Chinese property sector to slow down next year
The sector outlook is unlikely to be positive in 2020 as flattening growth is predicted
12 Dec 2019 | Janette Chen

After years of surging growth, the property market in China is starting to calm down as it experiences weakening sales and a tightened regulatory environment. As a result, the sector outlook for next year will very likely not be positive.

The growth rate of new home prices in major cities in China slowed down during the first ten months of this year, according to the National Bureau of Statistics (NBS). “There is 10% y-o-y growth as of October this year,” says Franco Leung, associate managing director at Moody’s Investors Service. 

Chinese analysts expect the property industry to experience hard times in the next two years. “Although the fundamentals don’t indicate a sharp fall in the housing prices, developers are expected to decrease by about two-thirds in the next few years,” according to Chinese think tank, the China Center for International Economic Exchanges.

Meanwhile, Chinese regulators will continue to tighten supervision over the property sector as the central government says they will continue focusing on stabilizing property prices in the coming year.

According to a report issued on December 11 by the Chinese Academy of Social Sciences, investment in property development reached 109.6 billion yuan (US$15.57 billion) in the first ten months, recording a growth of 10.3% y-o-y. "The indicators show that there is no need to adjust the policies on the property sector," says the academy, noting that the regulators will continue to stabilize the market.

“We expect nationwide property sales to stay flat over the next 6-12 months. The fact that we are expecting flattening growth reflects a weakening in the property demand. In particular, we expect weaker demand in lower-tier cities because of the high base of comparison last year,” says Leung.

Moody’s has a stable outlook on the 2020 China property sector. “The reason why we have kept a stable outlook is mainly because of the expectation of y-o-y flattening sales growth over the next 12 months. The funding condition will remain tight,” says Leung. “The credit risk is actually mounting because of slowing sales growth and tight funding,” he adds, noting that the funding conditions are tighter than expected.

Changing the outlook to positive is unlikely next year, according to Moody’s. “If we were to change the outlook, it is more likely to be changed to negative rather than positive,” Leung says. 
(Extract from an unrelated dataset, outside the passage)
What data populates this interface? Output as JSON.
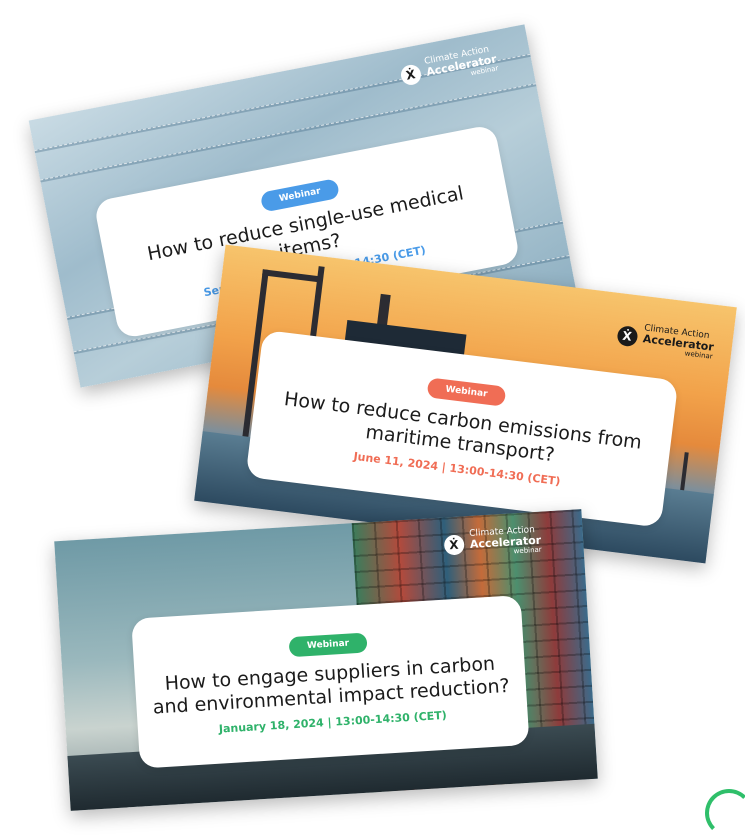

“And what will lead to a change in the outlook? There might be a further weakening in contract sales nationwide with a fall of more than 5-10% over the next 12 months, which could change the outlook to negative,” says Leung.